Barrel-aged cocktails have quickly become a staple at higher-end cocktail bars. The practice rounds off the hot edge of the alcohol, enriches the cocktail’s flavor and infuses it with the aroma of charred wood. However, it’s difficult to keep adequate supplies of each cocktail on hand and coordinate with seasonal menus, especially when most have to be aged so far in advance. With a balance of technology old and new, Portland, Oregon’s Trifecta Tavern offers up its own take on barrel-aging and the resulting unique cocktails—like a Manhattan with charred bone marrow—make it a must-visit.
Bar manager Colin Carroll decided to use the bar’s proximity to the tavern’s kitchen equipment to sidestep and improve upon the lengthy barrel-aging process. Carroll purchases different varieties of wood chunks from a local meat counter and chars them in the restaurant’s wood-fired oven. Then he batches out the cocktail, places them in the restaurant’s sous vide with pieces of charred wood, and heats the concoction to just below alcohol’s evaporation point for six to eighteen hours. The spirits are fully infused with rich, full flavor overnight and ready to serve the next day—rather than after months of storage.

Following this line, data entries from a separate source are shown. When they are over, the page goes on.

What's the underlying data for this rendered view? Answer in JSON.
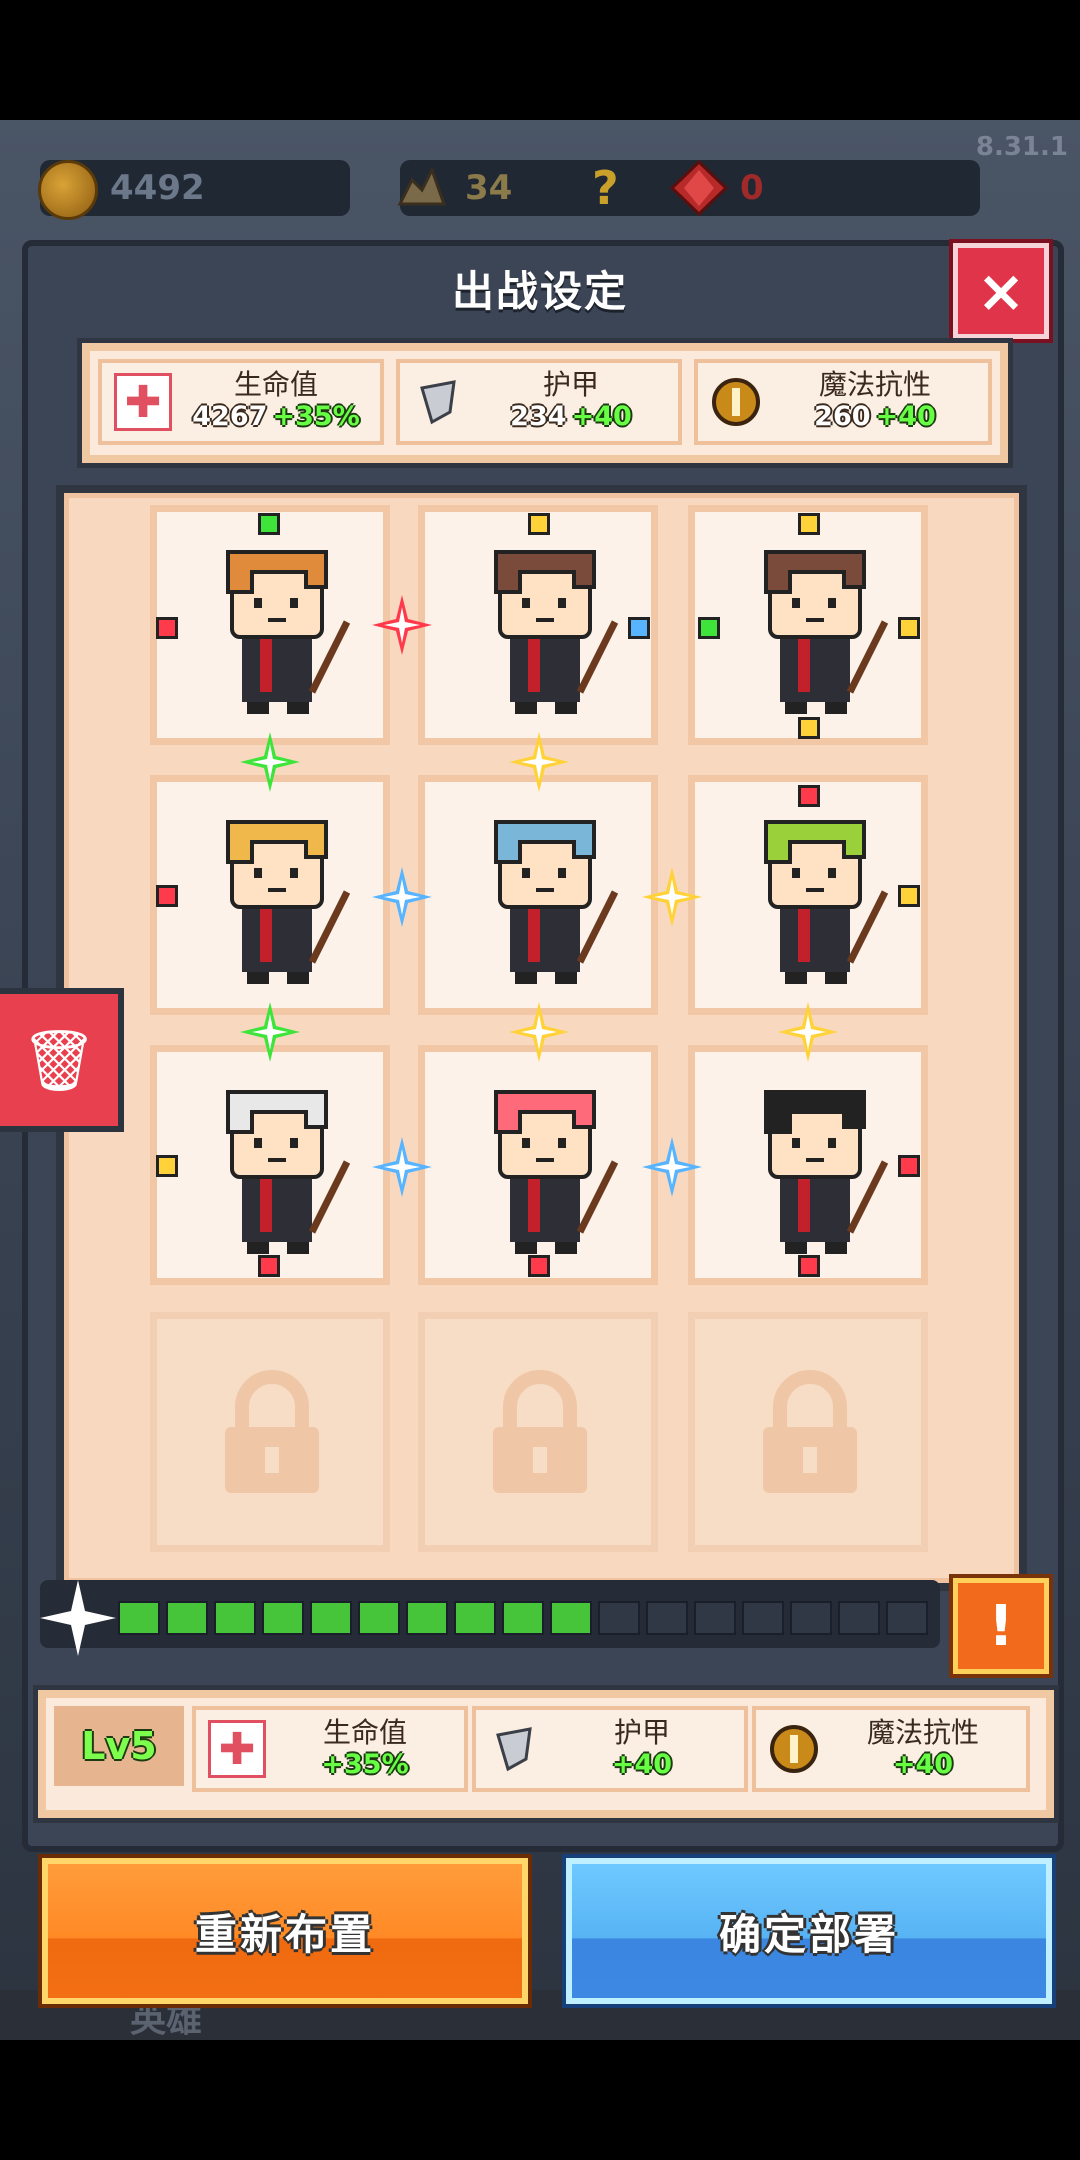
{
  "version": "8.31.1",
  "resources": {
    "gold": "4492",
    "relic": "34",
    "help_icon": "?",
    "gem": "0"
  },
  "dialog": {
    "title": "出战设定",
    "close_icon": "×"
  },
  "team_stats": [
    {
      "name": "生命值",
      "value": "4267",
      "bonus": "+35%",
      "icon": "health-cross-icon"
    },
    {
      "name": "护甲",
      "value": "234",
      "bonus": "+40",
      "icon": "armor-shield-icon"
    },
    {
      "name": "魔法抗性",
      "value": "260",
      "bonus": "+40",
      "icon": "magic-resist-icon"
    }
  ],
  "formation": {
    "rows": 4,
    "cols": 3,
    "slots": [
      {
        "hero": "orange-hair-swordsman",
        "hair": "#e08a3c"
      },
      {
        "hero": "brown-hair-glasses-mage",
        "hair": "#7a4a3a"
      },
      {
        "hero": "ponytail-staff-mage",
        "hair": "#7a4a3a"
      },
      {
        "hero": "blonde-archer",
        "hair": "#f0b84a"
      },
      {
        "hero": "blue-hair-swordsman",
        "hair": "#7ab6d8"
      },
      {
        "hero": "green-hair-druid",
        "hair": "#9ad13a"
      },
      {
        "hero": "white-hair-elder-mage",
        "hair": "#e8e8e8"
      },
      {
        "hero": "pink-hair-shaman",
        "hair": "#ff6a7a"
      },
      {
        "hero": "black-hair-fire-mage",
        "hair": "#222222"
      },
      {
        "hero": "locked"
      },
      {
        "hero": "locked"
      },
      {
        "hero": "locked"
      }
    ]
  },
  "trash_icon": "🗑",
  "progress": {
    "filled": 10,
    "total": 17,
    "alert_icon": "!"
  },
  "level_bonus": {
    "level": "Lv5",
    "stats": [
      {
        "name": "生命值",
        "bonus": "+35%"
      },
      {
        "name": "护甲",
        "bonus": "+40"
      },
      {
        "name": "魔法抗性",
        "bonus": "+40"
      }
    ]
  },
  "buttons": {
    "reset": "重新布置",
    "confirm": "确定部署"
  },
  "bottom_tab_partial": "英雄",
  "colors": {
    "green_link": "#3ee43a",
    "yellow_link": "#ffd23a",
    "blue_link": "#59b4ff",
    "red_link": "#ff3a4a"
  }
}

“It’s a very controlled environment. We’re taking kitchen techniques and translating them to the bar program,” Carroll said in a phone interview with CH. This approach also allows for far more experimentation on Carroll’s part. “One of the things about barrel-aging is that you’re limited to charred American oak,” he says, referring to the type of wood that is used to make wine and whiskey barrels.
Carroll, who has worked as a bartender at some of Portland’s most beloved local joints, like the Sweet Hereafter and the Bye & Bye, has experimented with orange wood, cherrywood and different kinds of maple. “We tried sassafras and it worked horribly,” he says. “Some things just weren’t meant to be.”

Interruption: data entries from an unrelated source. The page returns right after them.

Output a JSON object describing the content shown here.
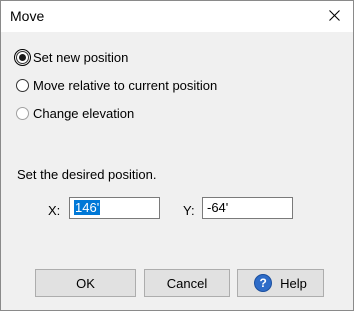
{
  "window": {
    "title": "Move"
  },
  "options": [
    {
      "label": "Set new position",
      "checked": true
    },
    {
      "label": "Move relative to current position",
      "checked": false
    },
    {
      "label": "Change elevation",
      "checked": false,
      "disabled": true
    }
  ],
  "position": {
    "hint": "Set the desired position.",
    "x_label": "X:",
    "x_value": "146'",
    "y_label": "Y:",
    "y_value": "-64'"
  },
  "buttons": {
    "ok": "OK",
    "cancel": "Cancel",
    "help": "Help",
    "help_glyph": "?"
  },
  "icons": {
    "close": "close-icon",
    "help": "help-icon"
  },
  "colors": {
    "selection": "#0078d7",
    "help_icon": "#2e6cc8"
  }
}
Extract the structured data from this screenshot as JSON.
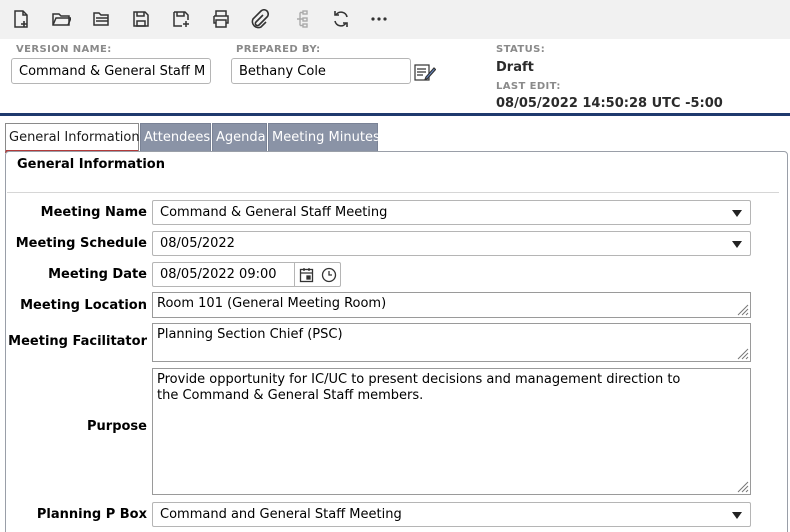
{
  "toolbar": {
    "buttons": [
      {
        "name": "new-document-icon"
      },
      {
        "name": "open-folder-icon"
      },
      {
        "name": "open-multiple-icon"
      },
      {
        "name": "save-icon"
      },
      {
        "name": "save-as-icon"
      },
      {
        "name": "print-icon"
      },
      {
        "name": "attachment-icon"
      },
      {
        "name": "hierarchy-icon"
      },
      {
        "name": "refresh-icon"
      },
      {
        "name": "more-icon"
      }
    ]
  },
  "header": {
    "version_label": "VERSION NAME:",
    "version_value": "Command & General Staff M ...",
    "prepared_label": "PREPARED BY:",
    "prepared_value": "Bethany Cole",
    "status_label": "STATUS:",
    "status_value": "Draft",
    "last_edit_label": "LAST EDIT:",
    "last_edit_value": "08/05/2022 14:50:28 UTC -5:00"
  },
  "tabs": [
    {
      "label": "General Information",
      "active": true
    },
    {
      "label": "Attendees",
      "active": false
    },
    {
      "label": "Agenda",
      "active": false
    },
    {
      "label": "Meeting Minutes",
      "active": false
    }
  ],
  "section": {
    "title": "General Information"
  },
  "form": {
    "meeting_name": {
      "label": "Meeting Name",
      "value": "Command & General Staff Meeting"
    },
    "meeting_schedule": {
      "label": "Meeting Schedule",
      "value": "08/05/2022"
    },
    "meeting_date": {
      "label": "Meeting Date",
      "value": "08/05/2022 09:00"
    },
    "meeting_location": {
      "label": "Meeting Location",
      "value": "Room 101 (General Meeting Room)"
    },
    "meeting_facilitator": {
      "label": "Meeting Facilitator",
      "value": "Planning Section Chief (PSC)"
    },
    "purpose": {
      "label": "Purpose",
      "value": "Provide opportunity for IC/UC to present decisions and management direction to the Command & General Staff members."
    },
    "planning_p_box": {
      "label": "Planning P Box",
      "value": "Command and General Staff Meeting"
    }
  },
  "colors": {
    "header_border": "#1f3a6e",
    "tab_inactive": "#8a93a6",
    "tab_active_underline": "#b23a3a"
  }
}
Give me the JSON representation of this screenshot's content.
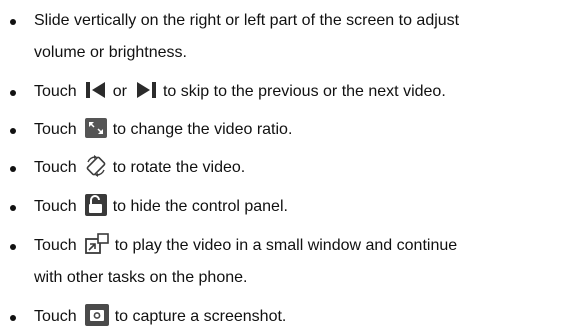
{
  "items": [
    {
      "line1": "Slide vertically on the right or left part of the screen to adjust",
      "line2": "volume or brightness."
    },
    {
      "prefix": "Touch",
      "icon1": "skip-previous-icon",
      "middle": "or",
      "icon2": "skip-next-icon",
      "suffix": "to skip to the previous or the next video."
    },
    {
      "prefix": "Touch",
      "icon": "aspect-ratio-icon",
      "suffix": "to change the video ratio."
    },
    {
      "prefix": "Touch",
      "icon": "rotate-icon",
      "suffix": "to rotate the video."
    },
    {
      "prefix": "Touch",
      "icon": "unlock-icon",
      "suffix": "to hide the control panel."
    },
    {
      "prefix": "Touch",
      "icon": "picture-in-picture-icon",
      "suffix": "to play the video in a small window and continue",
      "line2": "with other tasks on the phone."
    },
    {
      "prefix": "Touch",
      "icon": "camera-icon",
      "suffix": "to capture a screenshot."
    }
  ],
  "colors": {
    "text": "#111111",
    "icon_dark": "#2b2b2b",
    "icon_gray": "#555555"
  }
}
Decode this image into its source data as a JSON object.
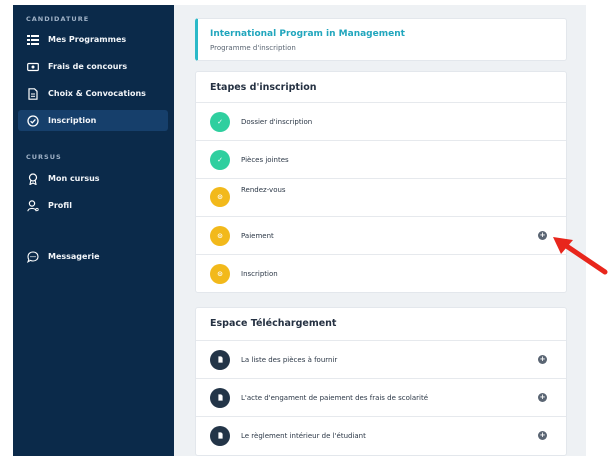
{
  "sidebar": {
    "sections": [
      {
        "label": "CANDIDATURE"
      },
      {
        "label": "CURSUS"
      }
    ],
    "items": [
      {
        "label": "Mes Programmes",
        "icon": "list-icon"
      },
      {
        "label": "Frais de concours",
        "icon": "money-icon"
      },
      {
        "label": "Choix & Convocations",
        "icon": "document-icon"
      },
      {
        "label": "Inscription",
        "icon": "check-circle-icon",
        "active": true
      },
      {
        "label": "Mon cursus",
        "icon": "award-icon"
      },
      {
        "label": "Profil",
        "icon": "user-icon"
      },
      {
        "label": "Messagerie",
        "icon": "chat-icon"
      }
    ]
  },
  "program": {
    "title": "International Program in Management",
    "subtitle": "Programme d'inscription"
  },
  "steps": {
    "title": "Etapes d'inscription",
    "items": [
      {
        "label": "Dossier d'inscription",
        "status": "done",
        "symbol": "✓"
      },
      {
        "label": "Pièces jointes",
        "status": "done",
        "symbol": "✓"
      },
      {
        "label": "Rendez-vous",
        "status": "pending",
        "symbol": "⊙"
      },
      {
        "label": "Paiement",
        "status": "pending",
        "symbol": "⊙"
      },
      {
        "label": "Inscription",
        "status": "pending",
        "symbol": "⊙"
      }
    ]
  },
  "downloads": {
    "title": "Espace Téléchargement",
    "items": [
      {
        "label": "La liste des pièces à fournir"
      },
      {
        "label": "L'acte d'engament de paiement des frais de scolarité"
      },
      {
        "label": "Le règlement intérieur de l'étudiant"
      }
    ]
  },
  "colors": {
    "sidebar_bg": "#0b2a4a",
    "accent_teal": "#2bb9c8",
    "done_green": "#2fcf9f",
    "pending_yellow": "#f2b91b",
    "arrow_red": "#e8261c"
  }
}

Some of Carroll’s drinks with the infused spirits include a bone marrow Manhattan, made with bourbon and charred bone marrow and garnished with a house-made balsamic vinegar cherry; a Bobby Burns, made with charred sugar maple, vermouth and Benedictine, and an Alaska made with charred orange wood, Union gin, yellow Chartreuse, Fino sherry and orange bitters. “Maple works well with the smoked flavors of scotch, whereas orange wood has a lighter, sharper flavor,” he says.
Prepping the cocktails beforehand also allows Carroll to serve drinks quickly and

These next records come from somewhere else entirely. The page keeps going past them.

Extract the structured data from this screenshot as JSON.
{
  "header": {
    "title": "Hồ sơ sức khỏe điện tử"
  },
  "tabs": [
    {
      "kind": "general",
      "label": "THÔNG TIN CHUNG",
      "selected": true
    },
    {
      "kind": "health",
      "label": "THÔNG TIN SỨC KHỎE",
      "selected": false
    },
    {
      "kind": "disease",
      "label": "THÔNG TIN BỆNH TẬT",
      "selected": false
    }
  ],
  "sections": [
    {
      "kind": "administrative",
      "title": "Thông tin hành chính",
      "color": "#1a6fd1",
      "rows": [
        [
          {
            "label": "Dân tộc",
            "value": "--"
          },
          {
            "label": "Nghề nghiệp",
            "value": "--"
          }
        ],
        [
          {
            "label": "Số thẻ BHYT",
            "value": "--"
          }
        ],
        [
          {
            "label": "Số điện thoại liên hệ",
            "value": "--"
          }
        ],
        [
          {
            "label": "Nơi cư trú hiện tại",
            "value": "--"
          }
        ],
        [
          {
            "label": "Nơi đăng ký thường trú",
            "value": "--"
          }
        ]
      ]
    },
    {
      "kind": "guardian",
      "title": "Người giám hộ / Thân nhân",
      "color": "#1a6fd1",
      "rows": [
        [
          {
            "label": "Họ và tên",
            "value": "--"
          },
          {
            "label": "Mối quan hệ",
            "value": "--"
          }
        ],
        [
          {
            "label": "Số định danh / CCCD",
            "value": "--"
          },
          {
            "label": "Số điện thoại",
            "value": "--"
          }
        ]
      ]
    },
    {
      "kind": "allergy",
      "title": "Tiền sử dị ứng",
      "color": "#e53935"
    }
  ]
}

efficiently. “It’s not one of those drinks that takes seven minutes to prepare,” he says. “At Trifecta, there’s fourteen people at the bar but we have the rest of the restaurant to serve. They can’t see us lighting stuff on fire. What they’re left with is the drink… You can make something mediocre and spackle on a lot of stuff, or put in the effort on the front end. It seems to be working so far.”
To sample Carroll’s experiments, visit Trifecta Tavern at 726 SE 6th Avenue, Portland, Oregon.
Portrait courtesy of Trifecta Tavern, all others by Alan Weiner